_Records to use_:
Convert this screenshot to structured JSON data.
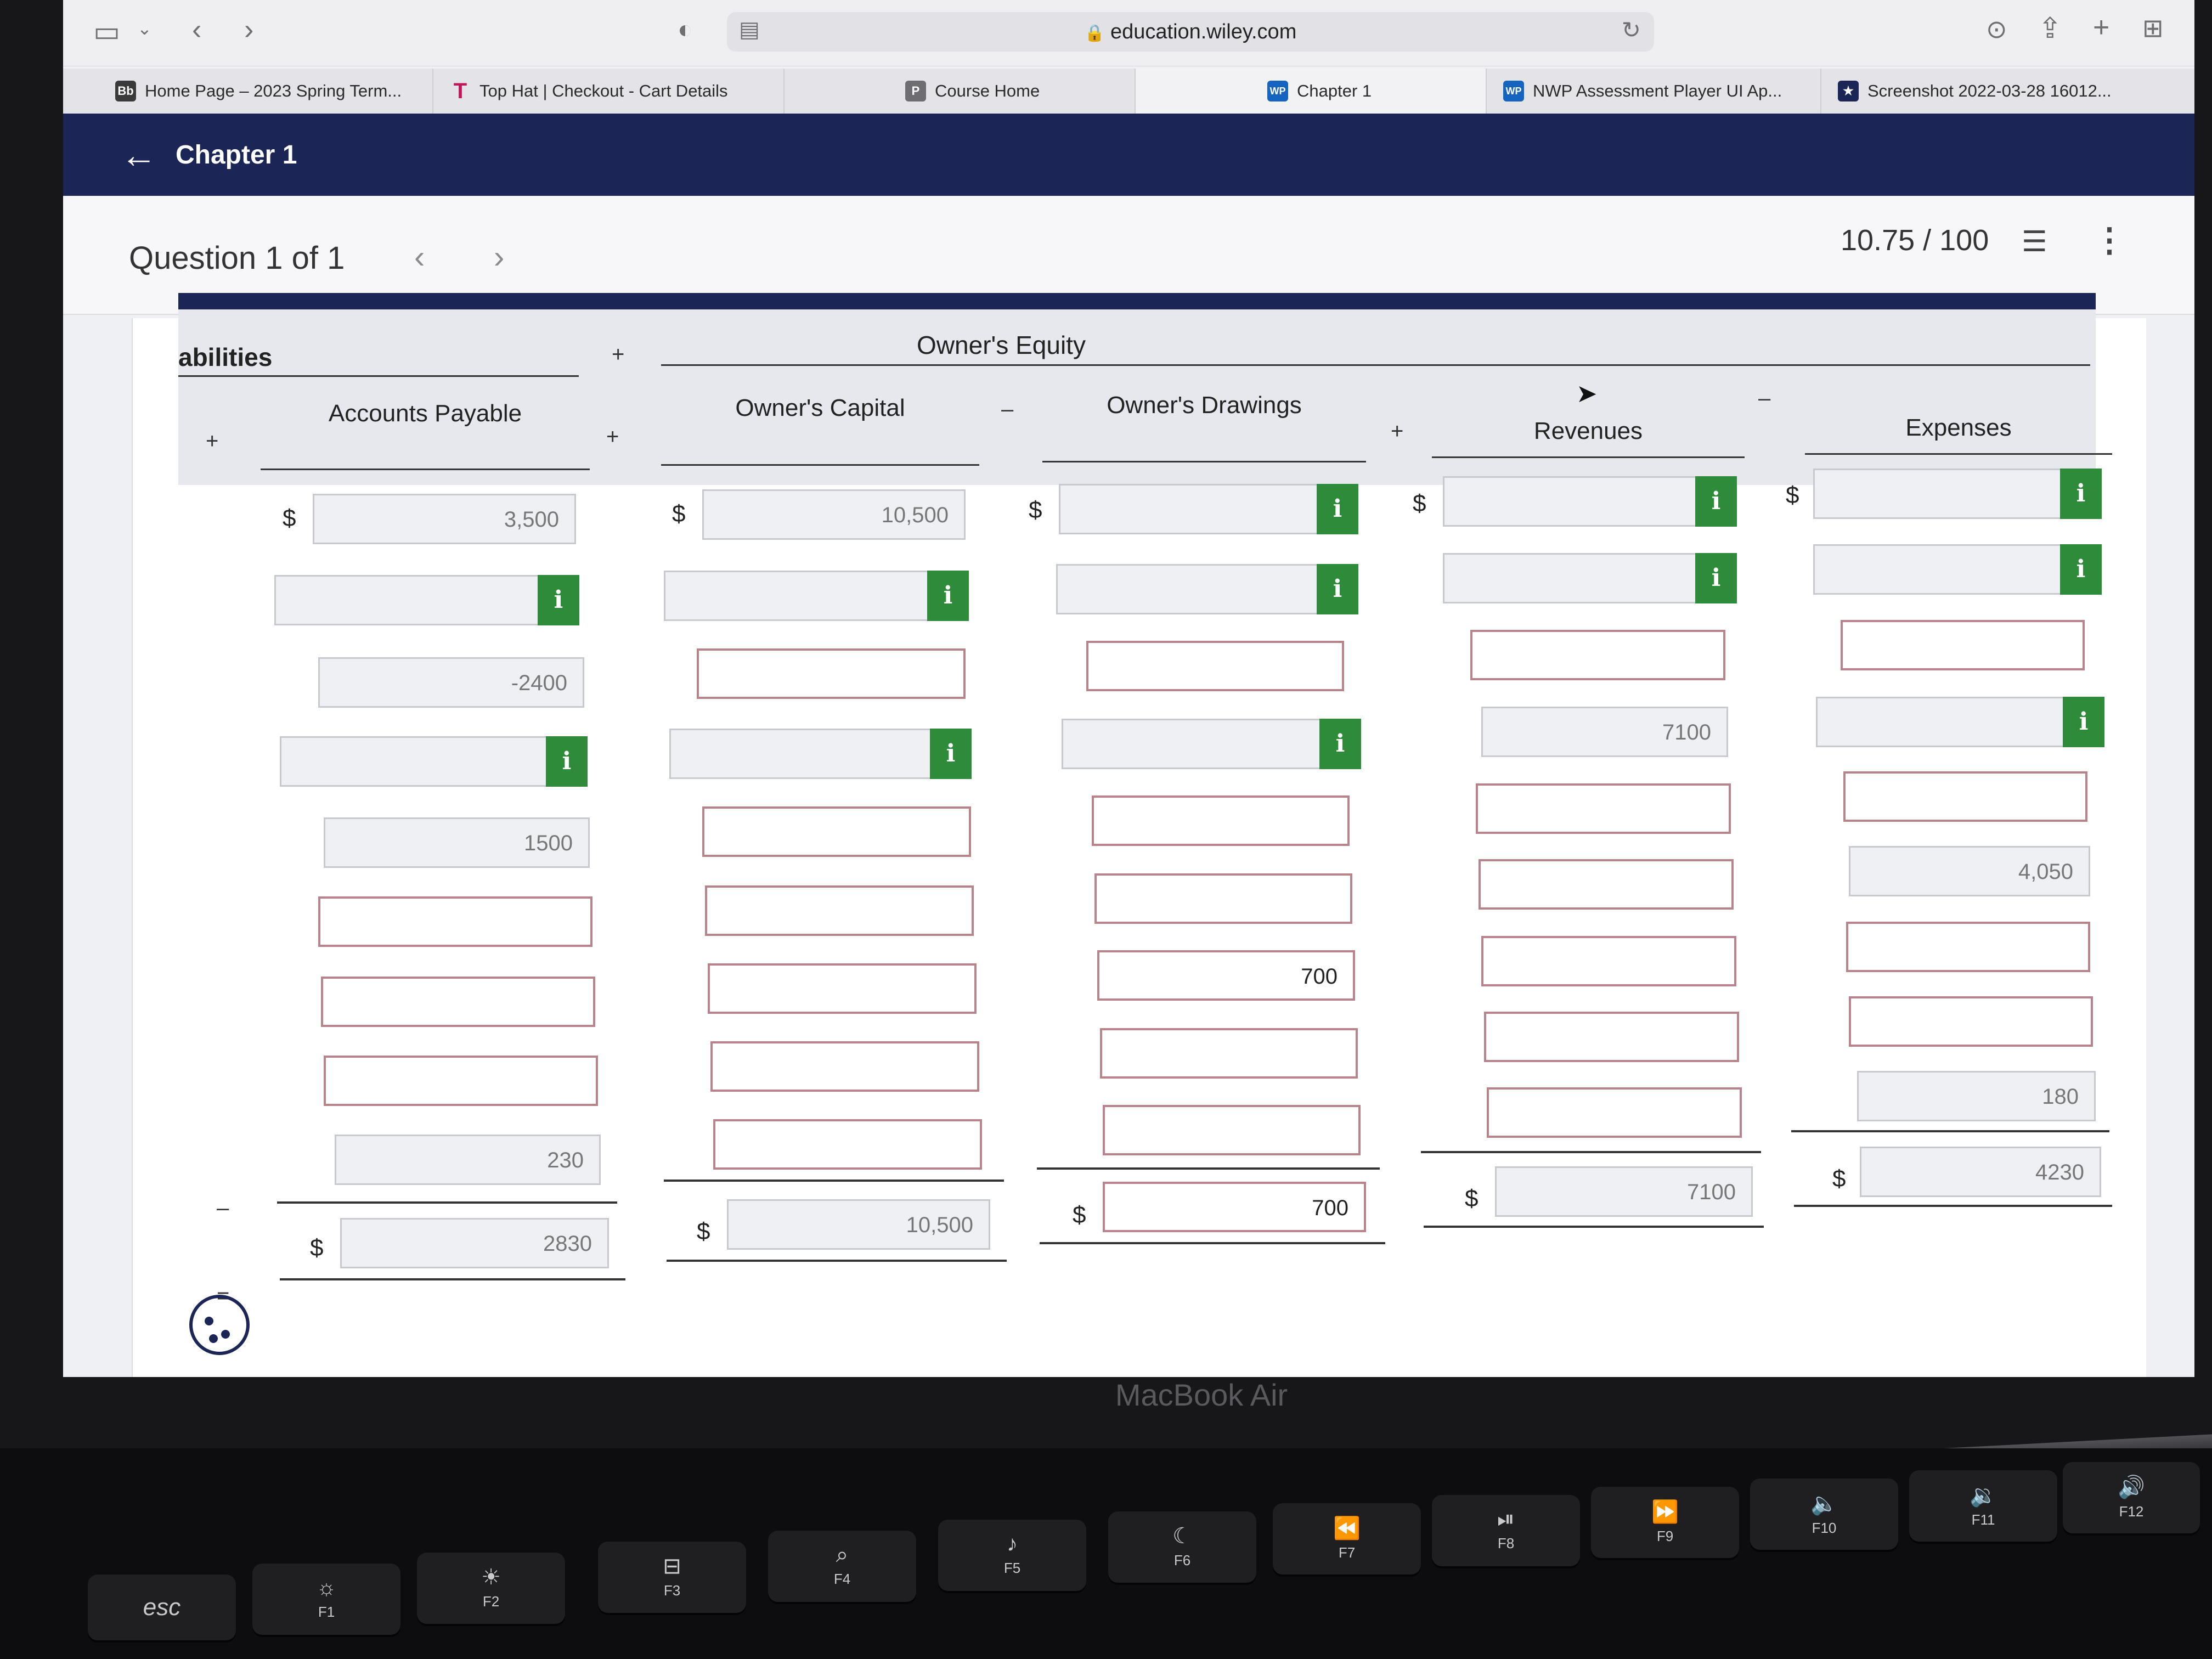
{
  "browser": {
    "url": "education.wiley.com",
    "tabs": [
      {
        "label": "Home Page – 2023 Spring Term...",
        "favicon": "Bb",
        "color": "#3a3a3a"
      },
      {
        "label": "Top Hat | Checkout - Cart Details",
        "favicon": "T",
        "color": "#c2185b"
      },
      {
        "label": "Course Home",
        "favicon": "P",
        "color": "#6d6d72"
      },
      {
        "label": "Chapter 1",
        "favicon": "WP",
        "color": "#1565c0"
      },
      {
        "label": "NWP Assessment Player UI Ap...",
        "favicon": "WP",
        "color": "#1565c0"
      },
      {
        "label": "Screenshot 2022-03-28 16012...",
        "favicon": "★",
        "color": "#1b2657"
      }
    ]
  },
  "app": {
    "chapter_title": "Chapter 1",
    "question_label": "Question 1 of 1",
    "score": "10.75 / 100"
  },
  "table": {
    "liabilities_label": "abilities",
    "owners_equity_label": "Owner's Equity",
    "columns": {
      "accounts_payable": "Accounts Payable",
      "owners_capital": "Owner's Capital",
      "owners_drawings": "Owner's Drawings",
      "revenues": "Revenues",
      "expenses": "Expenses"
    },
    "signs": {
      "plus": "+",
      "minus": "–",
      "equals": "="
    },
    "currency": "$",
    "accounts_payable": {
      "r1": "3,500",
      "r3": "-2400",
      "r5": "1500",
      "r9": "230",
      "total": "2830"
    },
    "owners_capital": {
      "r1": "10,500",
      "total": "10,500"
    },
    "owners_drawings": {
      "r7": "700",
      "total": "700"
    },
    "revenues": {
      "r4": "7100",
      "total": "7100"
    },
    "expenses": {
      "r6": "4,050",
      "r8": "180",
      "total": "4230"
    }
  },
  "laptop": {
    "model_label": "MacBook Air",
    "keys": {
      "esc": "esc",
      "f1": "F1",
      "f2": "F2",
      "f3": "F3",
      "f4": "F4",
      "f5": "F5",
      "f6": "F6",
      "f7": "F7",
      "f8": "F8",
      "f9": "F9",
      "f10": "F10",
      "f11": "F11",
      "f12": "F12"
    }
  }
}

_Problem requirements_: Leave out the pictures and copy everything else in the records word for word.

_Exercise result_:
Convert this screenshot to structured JSON data.
{
  "browser": {
    "url": "education.wiley.com",
    "tabs": [
      {
        "label": "Home Page – 2023 Spring Term...",
        "favicon": "Bb",
        "color": "#3a3a3a"
      },
      {
        "label": "Top Hat | Checkout - Cart Details",
        "favicon": "T",
        "color": "#c2185b"
      },
      {
        "label": "Course Home",
        "favicon": "P",
        "color": "#6d6d72"
      },
      {
        "label": "Chapter 1",
        "favicon": "WP",
        "color": "#1565c0"
      },
      {
        "label": "NWP Assessment Player UI Ap...",
        "favicon": "WP",
        "color": "#1565c0"
      },
      {
        "label": "Screenshot 2022-03-28 16012...",
        "favicon": "★",
        "color": "#1b2657"
      }
    ]
  },
  "app": {
    "chapter_title": "Chapter 1",
    "question_label": "Question 1 of 1",
    "score": "10.75 / 100"
  },
  "table": {
    "liabilities_label": "abilities",
    "owners_equity_label": "Owner's Equity",
    "columns": {
      "accounts_payable": "Accounts Payable",
      "owners_capital": "Owner's Capital",
      "owners_drawings": "Owner's Drawings",
      "revenues": "Revenues",
      "expenses": "Expenses"
    },
    "signs": {
      "plus": "+",
      "minus": "–",
      "equals": "="
    },
    "currency": "$",
    "accounts_payable": {
      "r1": "3,500",
      "r3": "-2400",
      "r5": "1500",
      "r9": "230",
      "total": "2830"
    },
    "owners_capital": {
      "r1": "10,500",
      "total": "10,500"
    },
    "owners_drawings": {
      "r7": "700",
      "total": "700"
    },
    "revenues": {
      "r4": "7100",
      "total": "7100"
    },
    "expenses": {
      "r6": "4,050",
      "r8": "180",
      "total": "4230"
    }
  },
  "laptop": {
    "model_label": "MacBook Air",
    "keys": {
      "esc": "esc",
      "f1": "F1",
      "f2": "F2",
      "f3": "F3",
      "f4": "F4",
      "f5": "F5",
      "f6": "F6",
      "f7": "F7",
      "f8": "F8",
      "f9": "F9",
      "f10": "F10",
      "f11": "F11",
      "f12": "F12"
    }
  }
}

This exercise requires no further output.